─── RECORDS FOR THIS TASK ───

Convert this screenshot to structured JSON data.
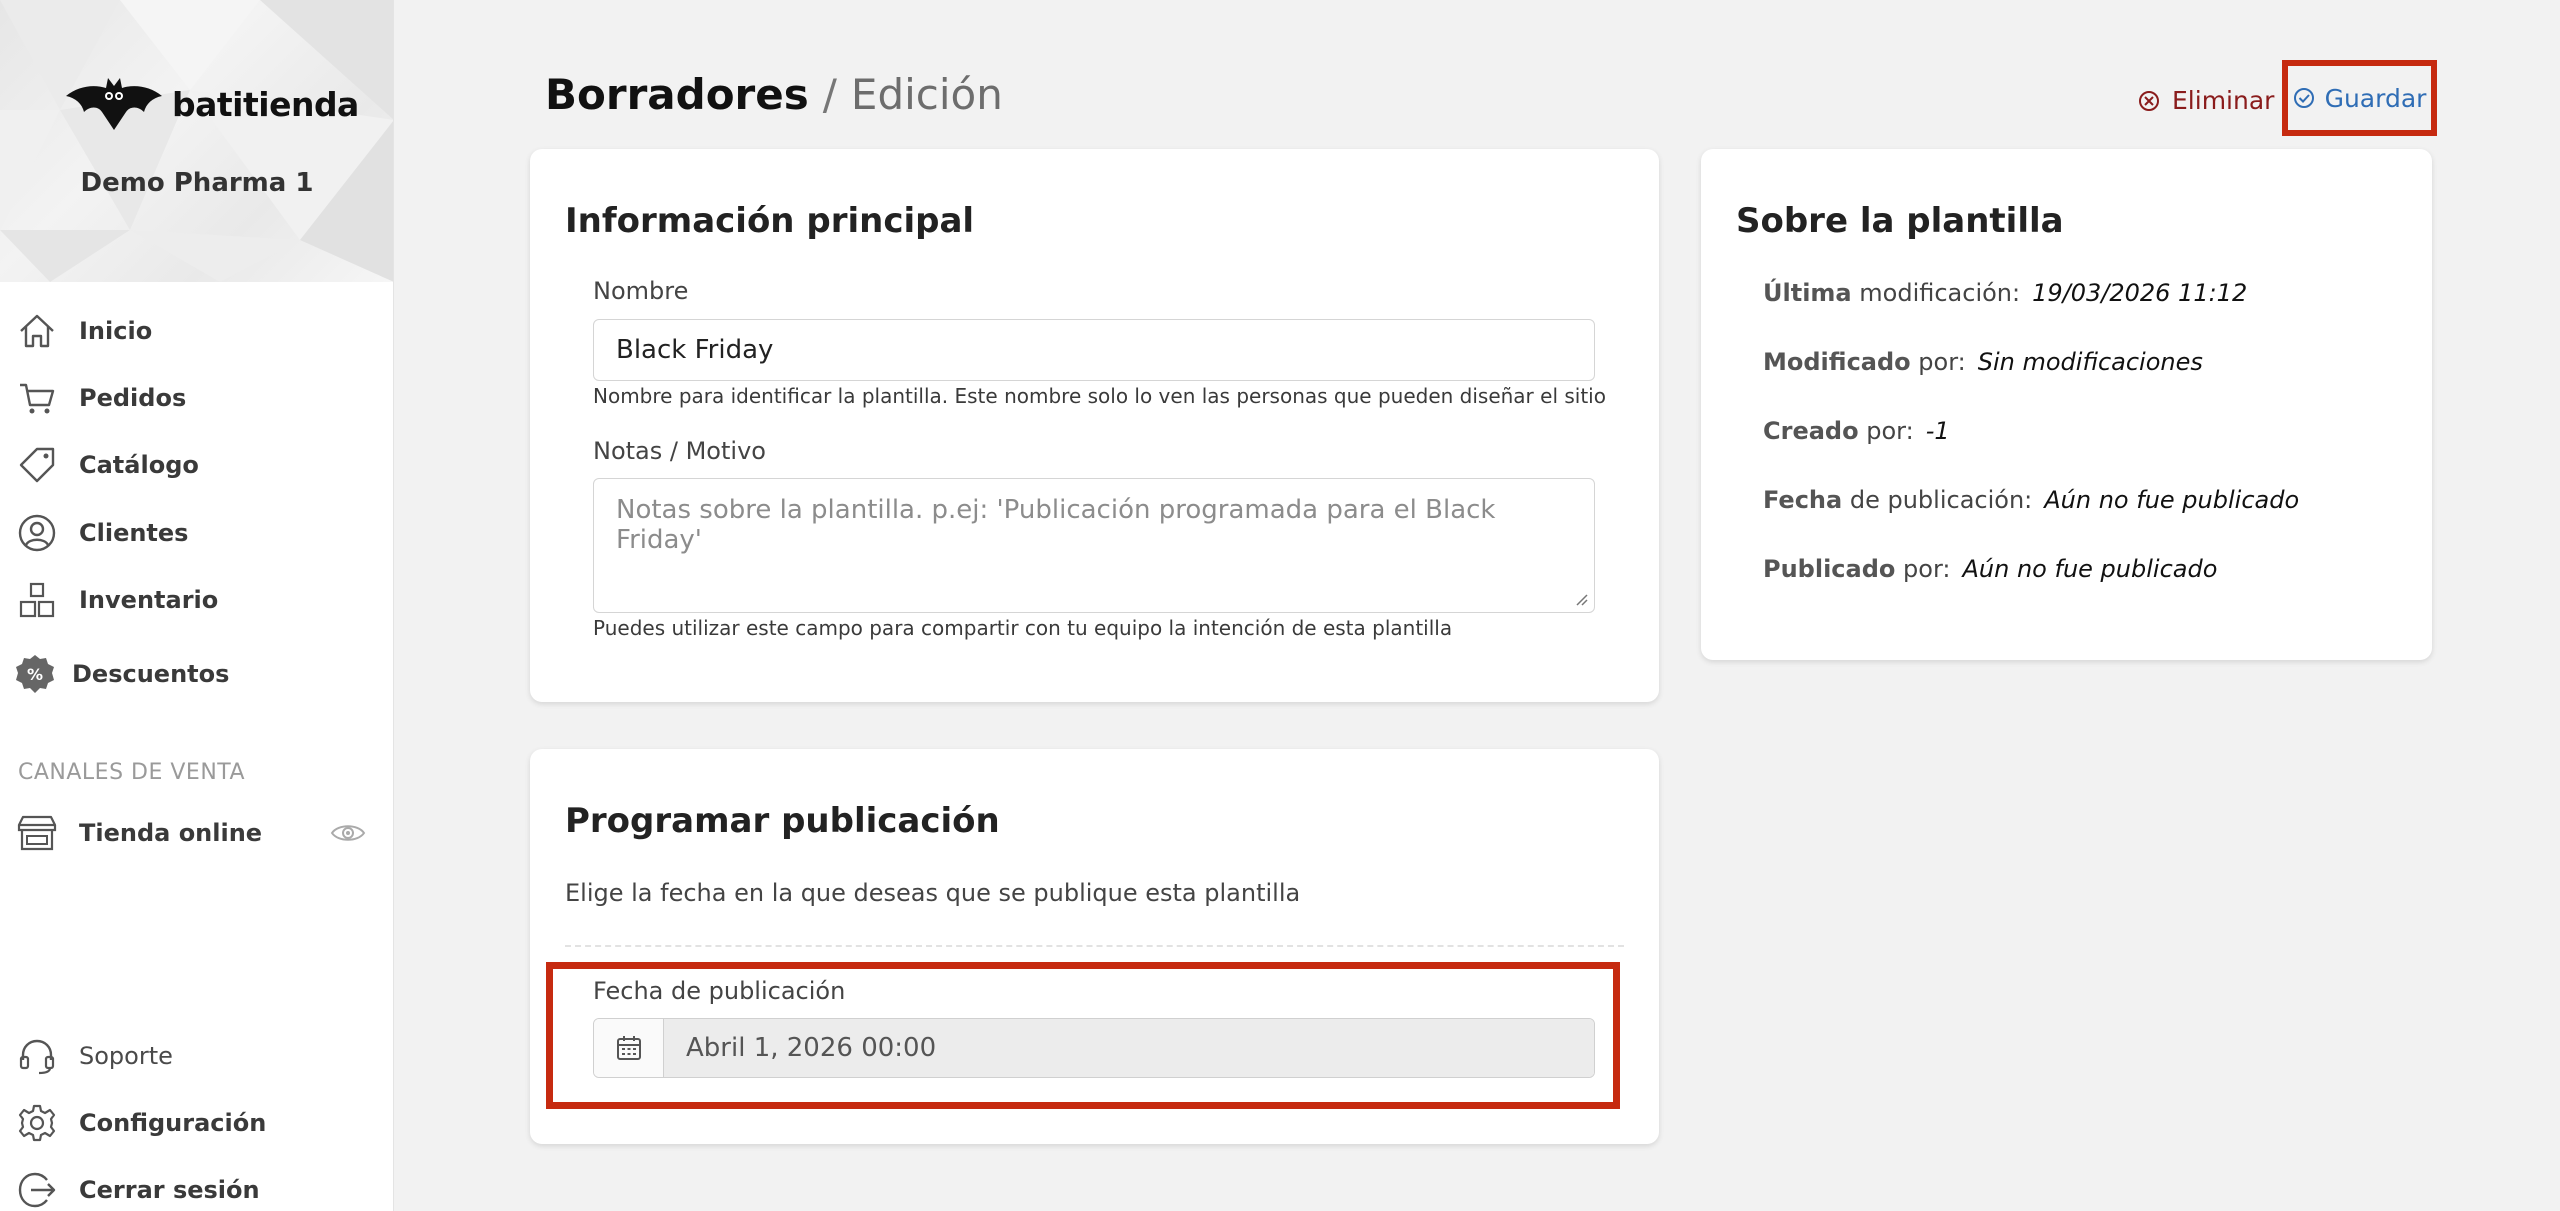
{
  "sidebar": {
    "brand": "batitienda",
    "store_name": "Demo Pharma 1",
    "nav": [
      {
        "label": "Inicio",
        "icon": "home-icon"
      },
      {
        "label": "Pedidos",
        "icon": "cart-icon"
      },
      {
        "label": "Catálogo",
        "icon": "tag-icon"
      },
      {
        "label": "Clientes",
        "icon": "user-circle-icon"
      },
      {
        "label": "Inventario",
        "icon": "boxes-icon"
      },
      {
        "label": "Descuentos",
        "icon": "discount-badge-icon"
      }
    ],
    "sales_section_title": "CANALES DE VENTA",
    "sales_channels": [
      {
        "label": "Tienda online",
        "icon": "store-icon"
      }
    ],
    "footer": [
      {
        "label": "Soporte",
        "icon": "headset-icon"
      },
      {
        "label": "Configuración",
        "icon": "gear-icon"
      },
      {
        "label": "Cerrar sesión",
        "icon": "logout-icon"
      }
    ]
  },
  "header": {
    "title": "Borradores",
    "separator": "/",
    "subtitle": "Edición",
    "delete_label": "Eliminar",
    "save_label": "Guardar"
  },
  "main_info": {
    "title": "Información principal",
    "name_label": "Nombre",
    "name_value": "Black Friday",
    "name_help": "Nombre para identificar la plantilla. Este nombre solo lo ven las personas que pueden diseñar el sitio",
    "notes_label": "Notas / Motivo",
    "notes_placeholder": "Notas sobre la plantilla. p.ej: 'Publicación programada para el Black Friday'",
    "notes_help": "Puedes utilizar este campo para compartir con tu equipo la intención de esta plantilla"
  },
  "about": {
    "title": "Sobre la plantilla",
    "rows": [
      {
        "key": "Última",
        "rest": "modificación:",
        "value": "19/03/2026 11:12"
      },
      {
        "key": "Modificado",
        "rest": "por:",
        "value": "Sin modificaciones"
      },
      {
        "key": "Creado",
        "rest": "por:",
        "value": "-1"
      },
      {
        "key": "Fecha",
        "rest": "de publicación:",
        "value": "Aún no fue publicado"
      },
      {
        "key": "Publicado",
        "rest": "por:",
        "value": "Aún no fue publicado"
      }
    ]
  },
  "schedule": {
    "title": "Programar publicación",
    "description": "Elige la fecha en la que deseas que se publique esta plantilla",
    "date_label": "Fecha de publicación",
    "date_value": "Abril 1, 2026 00:00"
  },
  "colors": {
    "accent_blue": "#2f6db5",
    "danger": "#8a1c1c",
    "highlight": "#c62a10"
  }
}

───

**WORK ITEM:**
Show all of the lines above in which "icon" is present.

**TASK SOLUTION:**
        "icon": "home-icon"
        "icon": "cart-icon"
        "icon": "tag-icon"
        "icon": "user-circle-icon"
        "icon": "boxes-icon"
        "icon": "discount-badge-icon"
        "icon": "store-icon"
        "icon": "headset-icon"
        "icon": "gear-icon"
        "icon": "logout-icon"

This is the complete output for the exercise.